Exercise aim: Gather all lines in the records below that include the word "true".

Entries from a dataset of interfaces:
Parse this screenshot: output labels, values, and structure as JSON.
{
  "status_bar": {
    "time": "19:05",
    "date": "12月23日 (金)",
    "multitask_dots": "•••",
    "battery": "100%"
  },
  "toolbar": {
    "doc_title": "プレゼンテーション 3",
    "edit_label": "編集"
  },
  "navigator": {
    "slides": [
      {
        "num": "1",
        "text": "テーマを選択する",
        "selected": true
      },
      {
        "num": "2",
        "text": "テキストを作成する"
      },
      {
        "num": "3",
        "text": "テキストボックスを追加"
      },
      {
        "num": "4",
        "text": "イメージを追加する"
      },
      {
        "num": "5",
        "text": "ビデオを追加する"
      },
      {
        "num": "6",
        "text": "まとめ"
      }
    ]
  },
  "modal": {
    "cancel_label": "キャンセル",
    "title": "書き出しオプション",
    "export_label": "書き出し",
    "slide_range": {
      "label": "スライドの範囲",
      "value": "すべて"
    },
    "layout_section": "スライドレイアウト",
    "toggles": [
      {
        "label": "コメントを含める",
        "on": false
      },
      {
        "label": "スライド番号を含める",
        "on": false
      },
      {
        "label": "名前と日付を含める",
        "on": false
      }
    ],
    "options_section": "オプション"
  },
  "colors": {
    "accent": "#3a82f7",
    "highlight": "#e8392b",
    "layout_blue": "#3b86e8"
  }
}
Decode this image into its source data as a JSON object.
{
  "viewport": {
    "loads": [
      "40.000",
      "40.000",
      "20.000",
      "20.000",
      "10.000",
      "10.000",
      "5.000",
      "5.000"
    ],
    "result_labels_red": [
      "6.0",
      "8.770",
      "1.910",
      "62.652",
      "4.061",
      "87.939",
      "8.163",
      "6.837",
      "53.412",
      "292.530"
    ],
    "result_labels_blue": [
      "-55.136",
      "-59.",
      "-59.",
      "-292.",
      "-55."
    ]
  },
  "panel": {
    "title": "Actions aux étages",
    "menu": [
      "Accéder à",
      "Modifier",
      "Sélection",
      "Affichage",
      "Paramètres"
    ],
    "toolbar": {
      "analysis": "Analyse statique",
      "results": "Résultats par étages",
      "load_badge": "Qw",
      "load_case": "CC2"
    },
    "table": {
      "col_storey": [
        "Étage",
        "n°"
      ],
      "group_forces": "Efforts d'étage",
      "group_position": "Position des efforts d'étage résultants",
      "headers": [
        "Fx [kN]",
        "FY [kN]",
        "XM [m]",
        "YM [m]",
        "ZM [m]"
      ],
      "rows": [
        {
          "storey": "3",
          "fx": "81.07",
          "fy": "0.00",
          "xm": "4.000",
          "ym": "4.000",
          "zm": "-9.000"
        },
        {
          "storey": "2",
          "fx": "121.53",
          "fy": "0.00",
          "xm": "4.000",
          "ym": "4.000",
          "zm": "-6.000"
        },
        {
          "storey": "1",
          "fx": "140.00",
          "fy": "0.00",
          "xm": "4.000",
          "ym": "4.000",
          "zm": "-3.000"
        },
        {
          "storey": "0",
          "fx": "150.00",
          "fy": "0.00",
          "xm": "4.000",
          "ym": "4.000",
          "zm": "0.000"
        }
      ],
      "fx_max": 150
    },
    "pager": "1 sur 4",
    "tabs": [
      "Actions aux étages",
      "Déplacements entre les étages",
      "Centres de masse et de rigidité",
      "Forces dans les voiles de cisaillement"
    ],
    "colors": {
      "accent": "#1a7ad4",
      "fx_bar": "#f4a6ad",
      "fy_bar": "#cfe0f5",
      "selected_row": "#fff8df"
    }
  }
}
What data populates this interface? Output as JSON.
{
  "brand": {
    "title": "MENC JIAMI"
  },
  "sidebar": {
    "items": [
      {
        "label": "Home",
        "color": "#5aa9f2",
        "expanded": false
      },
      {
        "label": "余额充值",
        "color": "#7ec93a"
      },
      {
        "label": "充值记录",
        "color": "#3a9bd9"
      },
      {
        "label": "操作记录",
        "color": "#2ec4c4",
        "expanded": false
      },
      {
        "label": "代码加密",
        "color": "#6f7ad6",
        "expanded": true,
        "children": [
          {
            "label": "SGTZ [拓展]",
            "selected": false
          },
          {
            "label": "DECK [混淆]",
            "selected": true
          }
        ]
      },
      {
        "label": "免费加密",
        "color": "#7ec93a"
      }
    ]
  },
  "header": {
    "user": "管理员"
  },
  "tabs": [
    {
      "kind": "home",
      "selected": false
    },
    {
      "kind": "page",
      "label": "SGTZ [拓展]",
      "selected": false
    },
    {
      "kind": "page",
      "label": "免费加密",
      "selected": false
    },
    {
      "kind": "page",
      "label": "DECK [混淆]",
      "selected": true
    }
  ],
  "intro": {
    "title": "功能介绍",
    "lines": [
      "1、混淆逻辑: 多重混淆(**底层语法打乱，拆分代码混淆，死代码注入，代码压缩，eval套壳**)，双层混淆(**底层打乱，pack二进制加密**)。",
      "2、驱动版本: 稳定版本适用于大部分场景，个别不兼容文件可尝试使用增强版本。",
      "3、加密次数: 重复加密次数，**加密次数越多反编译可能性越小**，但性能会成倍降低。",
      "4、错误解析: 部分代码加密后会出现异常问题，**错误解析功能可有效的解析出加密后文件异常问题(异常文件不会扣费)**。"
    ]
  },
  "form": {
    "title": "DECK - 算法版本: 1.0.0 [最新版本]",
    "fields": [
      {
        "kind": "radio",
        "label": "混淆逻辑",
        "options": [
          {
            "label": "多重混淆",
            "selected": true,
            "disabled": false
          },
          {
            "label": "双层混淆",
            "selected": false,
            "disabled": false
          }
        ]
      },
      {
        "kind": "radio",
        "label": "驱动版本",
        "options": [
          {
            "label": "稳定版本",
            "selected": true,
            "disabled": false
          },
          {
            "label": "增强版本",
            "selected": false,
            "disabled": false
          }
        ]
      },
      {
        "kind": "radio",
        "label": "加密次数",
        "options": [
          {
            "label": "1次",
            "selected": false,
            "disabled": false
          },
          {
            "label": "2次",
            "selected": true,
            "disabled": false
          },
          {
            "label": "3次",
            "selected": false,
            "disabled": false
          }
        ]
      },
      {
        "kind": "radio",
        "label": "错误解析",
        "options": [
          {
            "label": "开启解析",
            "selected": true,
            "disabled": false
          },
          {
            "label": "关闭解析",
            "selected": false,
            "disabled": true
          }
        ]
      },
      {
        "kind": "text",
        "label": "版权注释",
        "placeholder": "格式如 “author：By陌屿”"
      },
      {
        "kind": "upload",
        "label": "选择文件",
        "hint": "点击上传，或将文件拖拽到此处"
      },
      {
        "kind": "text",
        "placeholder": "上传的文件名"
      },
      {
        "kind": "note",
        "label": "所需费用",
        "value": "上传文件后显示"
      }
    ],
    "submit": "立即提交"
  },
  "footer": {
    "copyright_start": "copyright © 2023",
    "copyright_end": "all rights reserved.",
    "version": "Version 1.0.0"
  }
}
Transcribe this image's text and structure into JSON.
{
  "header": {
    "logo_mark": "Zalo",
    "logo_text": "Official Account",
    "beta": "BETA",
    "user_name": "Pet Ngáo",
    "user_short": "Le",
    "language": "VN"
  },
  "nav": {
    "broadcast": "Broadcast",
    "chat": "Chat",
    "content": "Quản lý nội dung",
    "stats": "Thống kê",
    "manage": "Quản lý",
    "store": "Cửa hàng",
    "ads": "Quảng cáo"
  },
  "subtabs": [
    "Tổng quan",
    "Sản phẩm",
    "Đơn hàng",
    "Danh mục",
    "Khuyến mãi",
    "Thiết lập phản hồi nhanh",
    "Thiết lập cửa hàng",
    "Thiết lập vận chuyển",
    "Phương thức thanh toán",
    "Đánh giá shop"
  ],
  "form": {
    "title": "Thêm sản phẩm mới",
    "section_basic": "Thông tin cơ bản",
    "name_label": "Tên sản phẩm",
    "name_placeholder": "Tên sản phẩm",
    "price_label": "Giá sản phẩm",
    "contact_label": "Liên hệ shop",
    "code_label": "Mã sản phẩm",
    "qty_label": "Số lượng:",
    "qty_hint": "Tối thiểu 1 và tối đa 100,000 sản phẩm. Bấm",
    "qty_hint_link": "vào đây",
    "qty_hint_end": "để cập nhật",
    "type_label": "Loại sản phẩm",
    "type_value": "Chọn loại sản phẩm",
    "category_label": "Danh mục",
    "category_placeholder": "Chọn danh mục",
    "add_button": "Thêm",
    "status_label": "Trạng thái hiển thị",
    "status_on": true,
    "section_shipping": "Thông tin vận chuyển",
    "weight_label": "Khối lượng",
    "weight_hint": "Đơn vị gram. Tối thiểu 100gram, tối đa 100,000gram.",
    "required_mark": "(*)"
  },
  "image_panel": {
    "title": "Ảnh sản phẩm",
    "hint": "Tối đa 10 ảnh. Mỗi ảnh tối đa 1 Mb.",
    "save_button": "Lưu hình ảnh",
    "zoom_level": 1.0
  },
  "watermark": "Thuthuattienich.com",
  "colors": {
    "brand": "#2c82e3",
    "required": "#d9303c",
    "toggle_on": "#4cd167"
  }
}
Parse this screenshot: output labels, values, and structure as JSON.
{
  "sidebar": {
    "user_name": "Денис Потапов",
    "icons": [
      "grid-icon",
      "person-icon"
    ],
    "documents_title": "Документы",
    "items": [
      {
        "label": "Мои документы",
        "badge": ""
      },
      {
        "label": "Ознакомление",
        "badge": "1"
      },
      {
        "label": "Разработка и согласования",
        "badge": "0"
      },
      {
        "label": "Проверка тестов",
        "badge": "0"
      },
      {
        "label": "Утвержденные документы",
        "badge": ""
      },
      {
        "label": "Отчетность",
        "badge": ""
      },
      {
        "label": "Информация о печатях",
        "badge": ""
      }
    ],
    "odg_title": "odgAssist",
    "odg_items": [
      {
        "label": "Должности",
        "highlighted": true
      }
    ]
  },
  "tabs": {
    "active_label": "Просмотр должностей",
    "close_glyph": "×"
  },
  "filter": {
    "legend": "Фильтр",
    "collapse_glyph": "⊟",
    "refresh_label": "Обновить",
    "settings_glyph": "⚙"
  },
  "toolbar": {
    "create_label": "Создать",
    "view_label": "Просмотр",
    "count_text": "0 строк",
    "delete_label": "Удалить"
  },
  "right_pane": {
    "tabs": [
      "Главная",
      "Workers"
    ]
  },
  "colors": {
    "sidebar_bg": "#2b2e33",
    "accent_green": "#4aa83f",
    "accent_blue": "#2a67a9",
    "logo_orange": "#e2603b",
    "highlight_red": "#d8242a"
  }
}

Result of the task:
        "selected": true
        "expanded": true,
            "selected": true
      "selected": true
            "selected": true,
            "selected": true,
            "selected": true,
            "selected": true,
            "disabled": true
    "status_on": true,
        "highlighted": true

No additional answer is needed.